Offer examples of ways in which victim-centered sex offender supervision practices are being implemented.
Anticipated presenters for this session will be:
Karen Baker, Executive Director, National Sexual Violence Resource Center
Dr. Kurt Bumby, Project Director, Center for Sex Offender Management
Carl Wicklund, Executive Director, American Probation and Parole Association
Registration is required to participate in this webinar. The webinar will begin promptly at 1:00 p.m. EST; please plan to join approximately 10 minutes early to ensure your computer’s compatibility. For inquiries regarding this webinar, please contact Stevyn Fogg at firstname.lastname@example.org.
This project was supported by Grant #2013-TA-AX-K029 awarded by the Office on Violence Against Women, U.S. Department of Justice. The opinions, findings, conclusions, and recommendations expressed in this program are those of the authors(s) and do not necessarily reflect the views of the Department of Justice, Office on Violence Against Women.
This training will help advocates learn more about the role of the sexual assault nurse examiner and better understand the sexual assault medical exam. Included will be help in understanding general anatomy, medical findings and forensic evidence collection. Additionally, this training will include information on the collaborative roles of advocates and SANE nurses in the care of sexual assault patients.
Learning Objectives: 1. Understand the role of the SANE nurse in the care of sexual assault patients
2. Gain an increased understanding of what occurs in a sexual assault forensic exam
3. Develop increased knowledge of normal anatomy and medical findings in sexual assault exams
4. Discuss key aspects of the collaborative roles of the sexual assault advocate and SANE.
5. State important follow up considerations for patients including follow up medical exams, referrals for counseling and support, and safety planning.
In this month's webinar, we'll discuss best practices for small and/or multi-service agencies on providing rape crisis services to survivors in facilities that are located far from large cities and towns. We'll review some of the unique challenges of working in rural detention facilities, and discuss ways to work around barriers such as distance and a lack of community response teams. Becca Korby, Executive Director of Healthy Families, a multi-service agency in rural Washington state, will join us to share her strategies for working in a community with multiple needs and limited resources. We'll end with ample time for questions and answers. The webinar is geared toward rape crisis advocates and other community-based service providers, but anyone who works with current or former detainees is encouraged to attend. This series of webinars is being supported by the Department of Justice's Office on Violence Against Women.
Michelle M. Garcia, Director, Stalking Resource Center, National Center for Victims of Crime will address the often overlooked link between stalking and sexual assault. Stalking is a crime that is often co-perpetrated with other crimes, such as domestic violence and sexual assault. Research supports a connection between stalking and sexual assault--both pre- and post-assault. In this webinar, we will explore the nature and dynamics of stalking, focusing on its intersection with sexual assault. We will also discuss ways in which this information impacts our responses to and services for victims.

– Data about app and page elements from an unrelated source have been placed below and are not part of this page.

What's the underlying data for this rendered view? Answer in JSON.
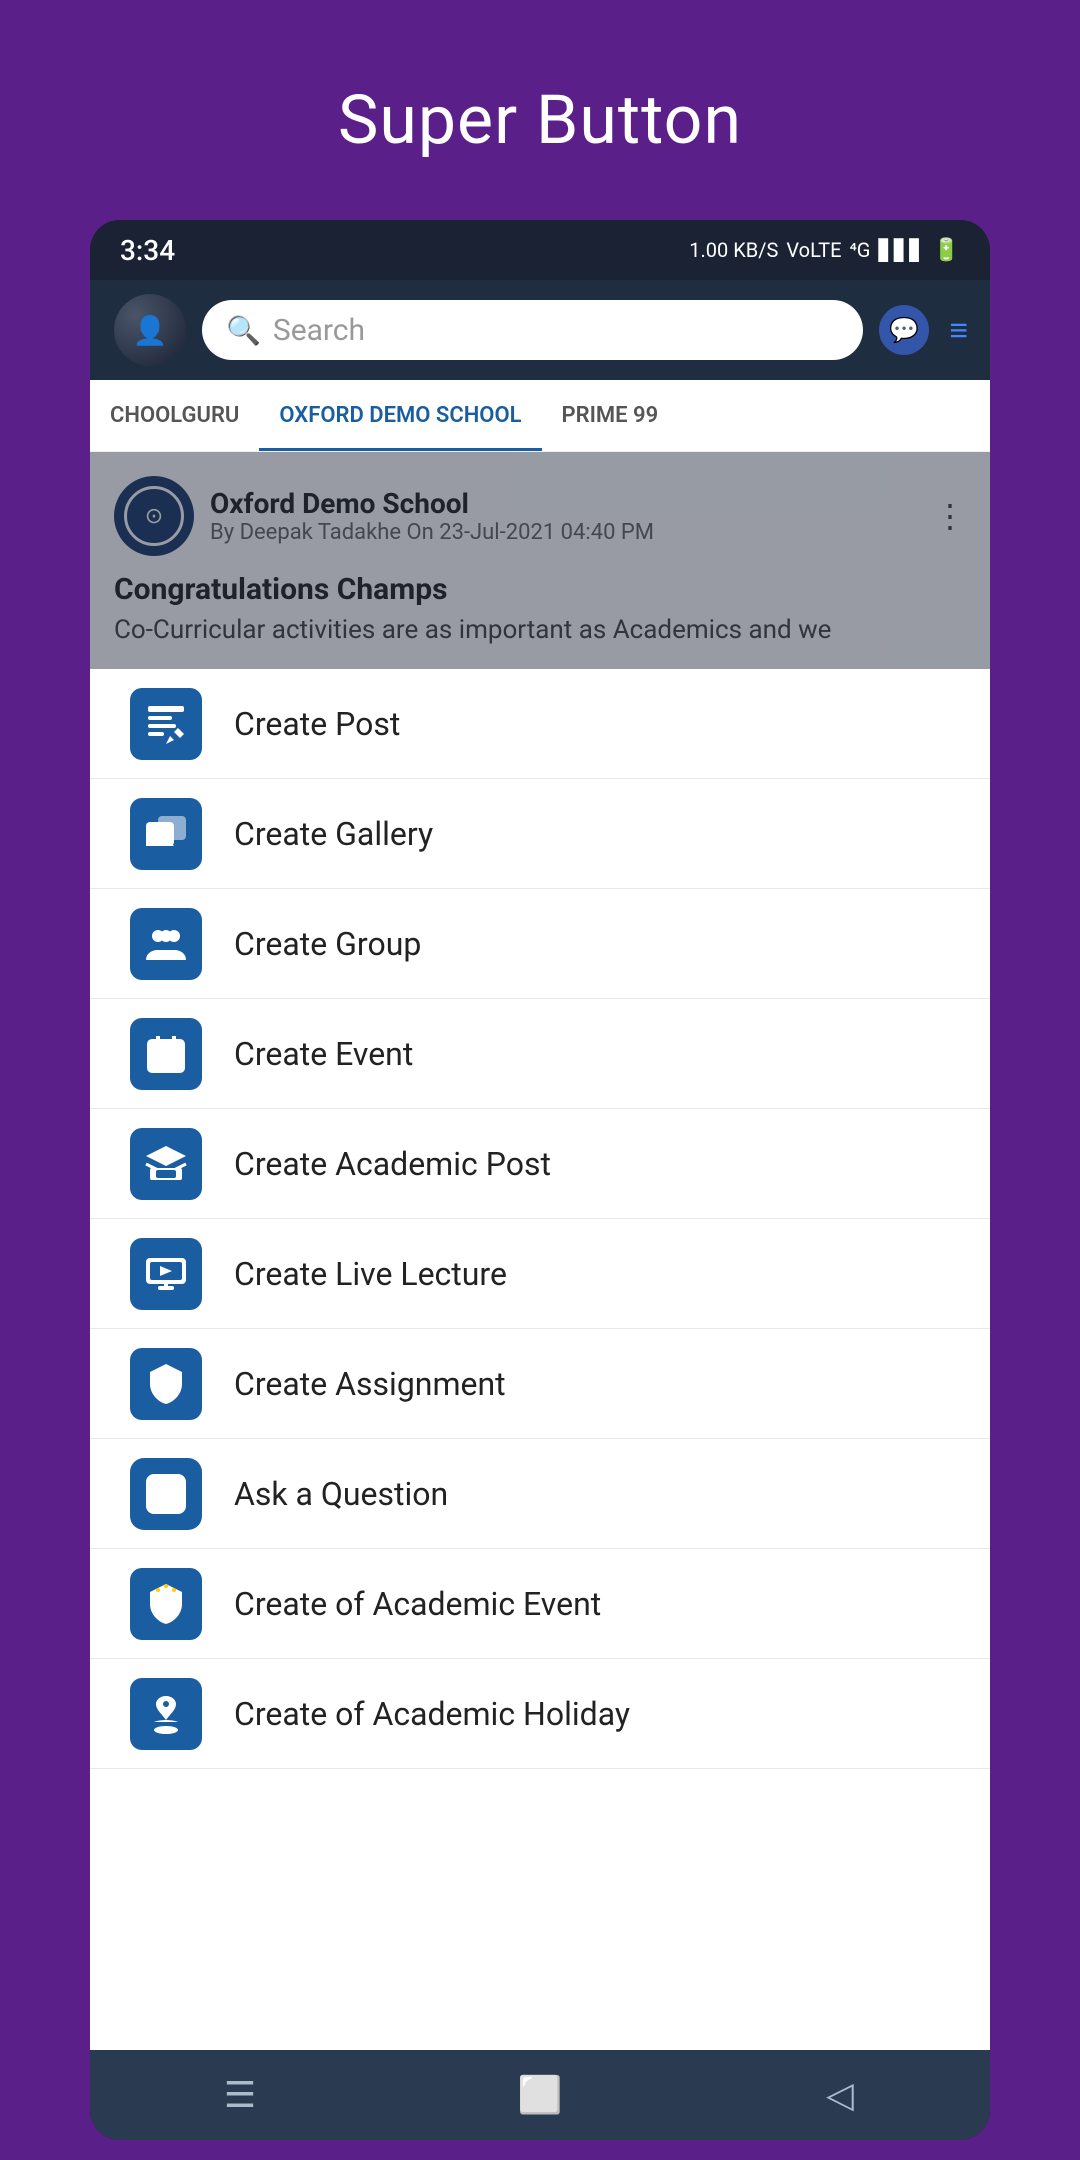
{
  "page": {
    "title": "Super Button"
  },
  "status_bar": {
    "time": "3:34",
    "signal_text": "1.00 KB/S",
    "network": "4G"
  },
  "top_bar": {
    "search_placeholder": "Search",
    "menu_icon": "☰"
  },
  "tabs": [
    {
      "label": "CHOOLGURU",
      "active": false
    },
    {
      "label": "OXFORD DEMO SCHOOL",
      "active": true
    },
    {
      "label": "PRIME 99",
      "active": false
    }
  ],
  "post": {
    "school": "Oxford Demo School",
    "author": "By Deepak Tadakhe On 23-Jul-2021 04:40 PM",
    "title": "Congratulations Champs",
    "body": "Co-Curricular activities are as important as Academics and we"
  },
  "menu_items": [
    {
      "id": "create-post",
      "label": "Create Post",
      "icon_type": "post"
    },
    {
      "id": "create-gallery",
      "label": "Create Gallery",
      "icon_type": "gallery"
    },
    {
      "id": "create-group",
      "label": "Create Group",
      "icon_type": "group"
    },
    {
      "id": "create-event",
      "label": "Create Event",
      "icon_type": "event"
    },
    {
      "id": "create-academic-post",
      "label": "Create Academic Post",
      "icon_type": "academic-post"
    },
    {
      "id": "create-live-lecture",
      "label": "Create Live Lecture",
      "icon_type": "live-lecture"
    },
    {
      "id": "create-assignment",
      "label": "Create Assignment",
      "icon_type": "assignment"
    },
    {
      "id": "ask-question",
      "label": "Ask a Question",
      "icon_type": "question"
    },
    {
      "id": "create-academic-event",
      "label": "Create of Academic Event",
      "icon_type": "academic-event"
    },
    {
      "id": "create-academic-holiday",
      "label": "Create of Academic Holiday",
      "icon_type": "academic-holiday"
    }
  ]
}
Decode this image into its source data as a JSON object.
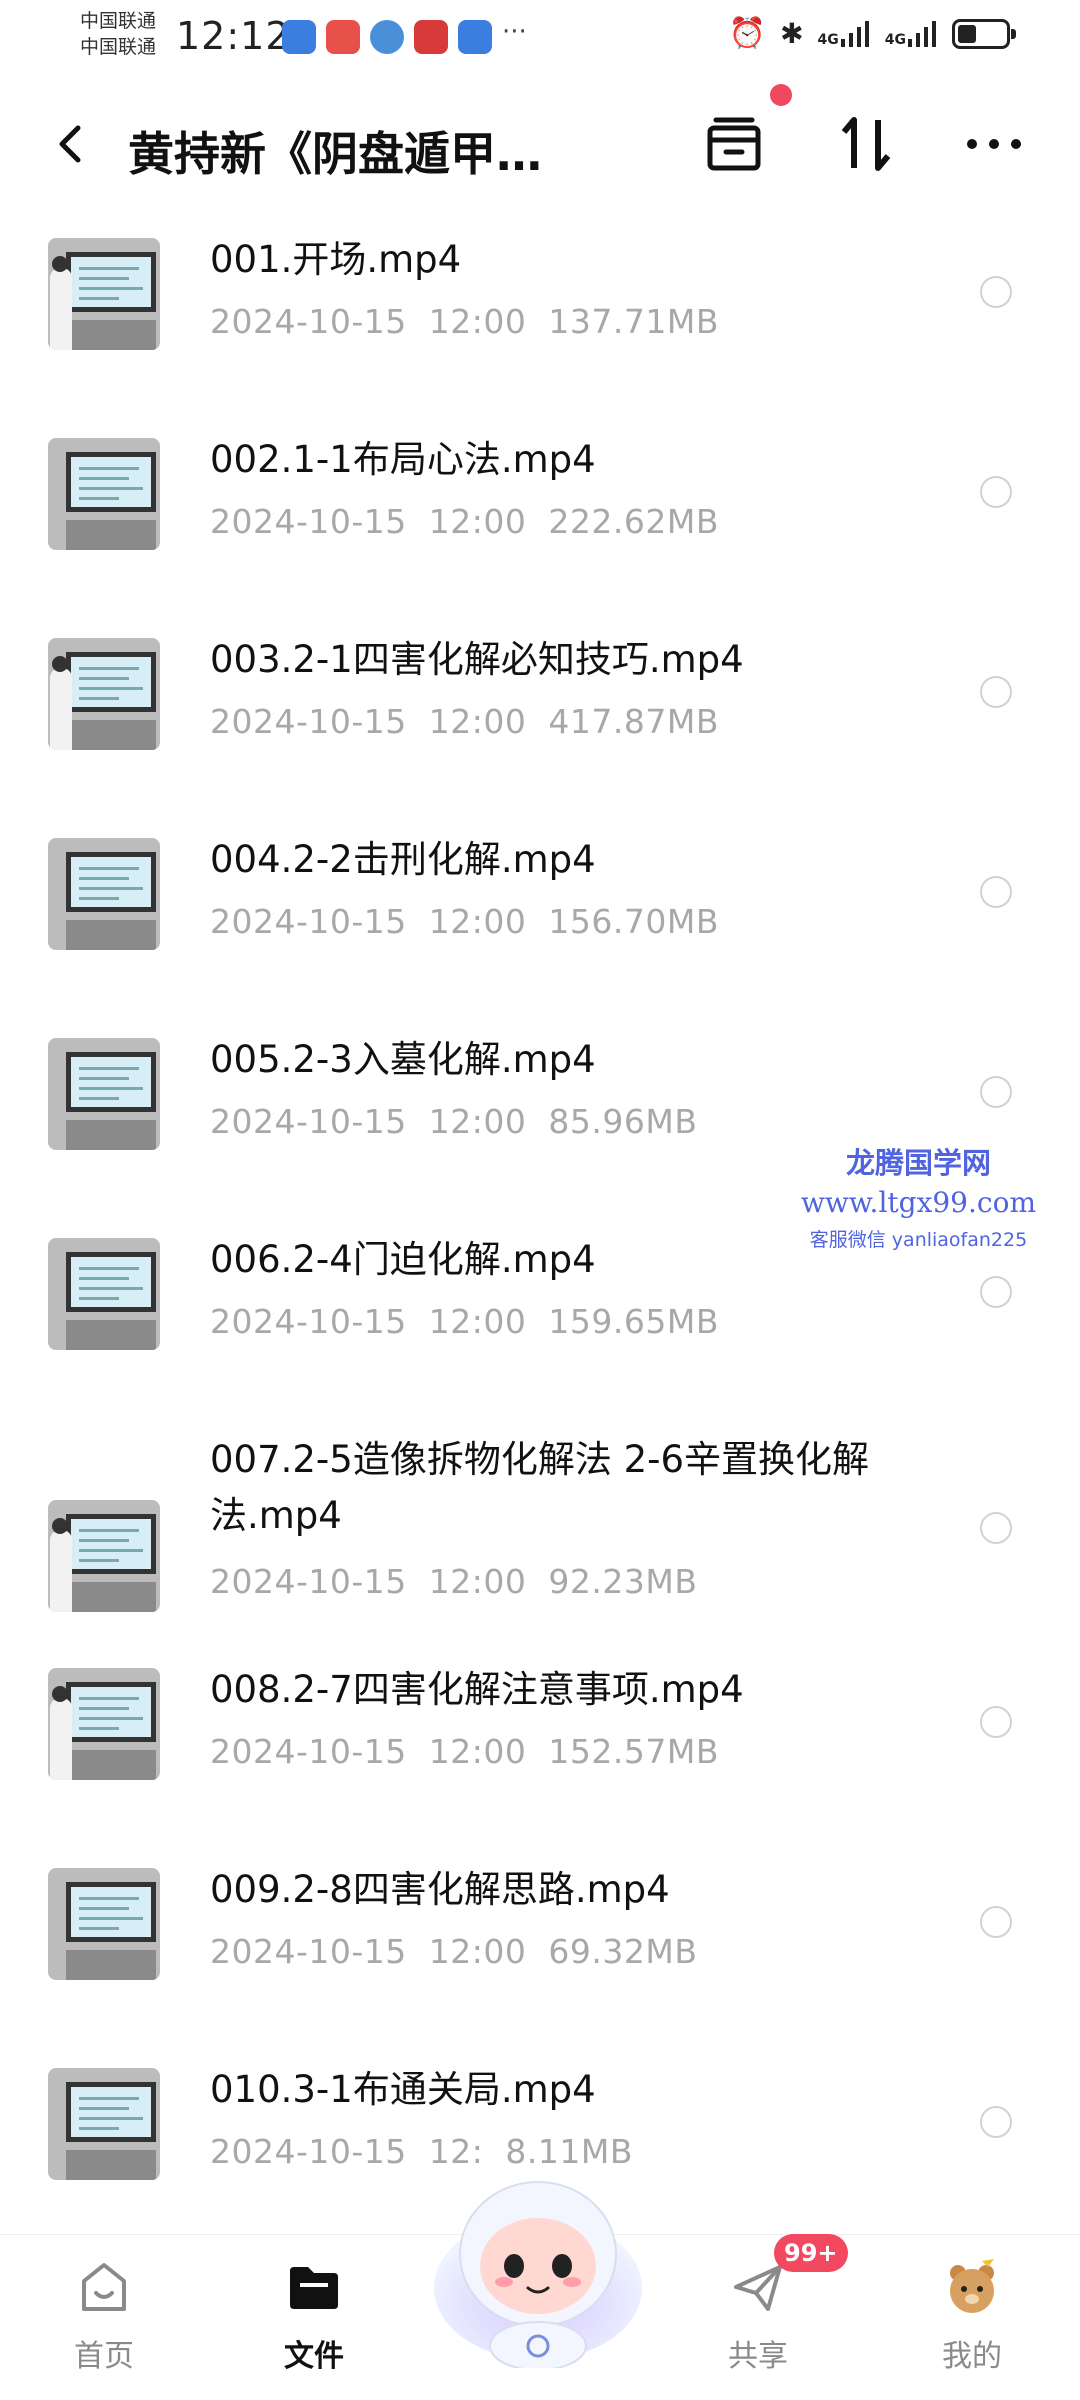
{
  "status_bar": {
    "carrier_1": "中国联通",
    "carrier_2": "中国联通",
    "time": "12:12",
    "more": "···",
    "network_1": "4G",
    "network_2": "4G",
    "battery_level": 0.4
  },
  "header": {
    "title": "黄持新《阴盘遁甲…"
  },
  "files": [
    {
      "name": "001.开场.mp4",
      "date": "2024-10-15",
      "time": "12:00",
      "size": "137.71MB"
    },
    {
      "name": "002.1-1布局心法.mp4",
      "date": "2024-10-15",
      "time": "12:00",
      "size": "222.62MB"
    },
    {
      "name": "003.2-1四害化解必知技巧.mp4",
      "date": "2024-10-15",
      "time": "12:00",
      "size": "417.87MB"
    },
    {
      "name": "004.2-2击刑化解.mp4",
      "date": "2024-10-15",
      "time": "12:00",
      "size": "156.70MB"
    },
    {
      "name": "005.2-3入墓化解.mp4",
      "date": "2024-10-15",
      "time": "12:00",
      "size": "85.96MB"
    },
    {
      "name": "006.2-4门迫化解.mp4",
      "date": "2024-10-15",
      "time": "12:00",
      "size": "159.65MB"
    },
    {
      "name": "007.2-5造像拆物化解法 2-6辛置换化解法.mp4",
      "date": "2024-10-15",
      "time": "12:00",
      "size": "92.23MB"
    },
    {
      "name": "008.2-7四害化解注意事项.mp4",
      "date": "2024-10-15",
      "time": "12:00",
      "size": "152.57MB"
    },
    {
      "name": "009.2-8四害化解思路.mp4",
      "date": "2024-10-15",
      "time": "12:00",
      "size": "69.32MB"
    },
    {
      "name": "010.3-1布通关局.mp4",
      "date": "2024-10-15",
      "time": "12:",
      "size": "8.11MB"
    }
  ],
  "watermark": {
    "line1": "龙腾国学网",
    "line2": "www.ltgx99.com",
    "line3": "客服微信 yanliaofan225"
  },
  "nav": {
    "home": "首页",
    "files": "文件",
    "share": "共享",
    "share_badge": "99+",
    "mine": "我的"
  },
  "colors": {
    "accent_red": "#f24860",
    "meta_gray": "#a8a8a8",
    "watermark_blue": "#5064e0"
  }
}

This site is supported by Grant/ Cooperative Agreement No. 1UF2CE002359-04 from the Centers for Disease Control and Prevention. Its contents are solely the responsibility of the authors and do not necessarily represent the official views of the Centers for Disease Control and Prevention.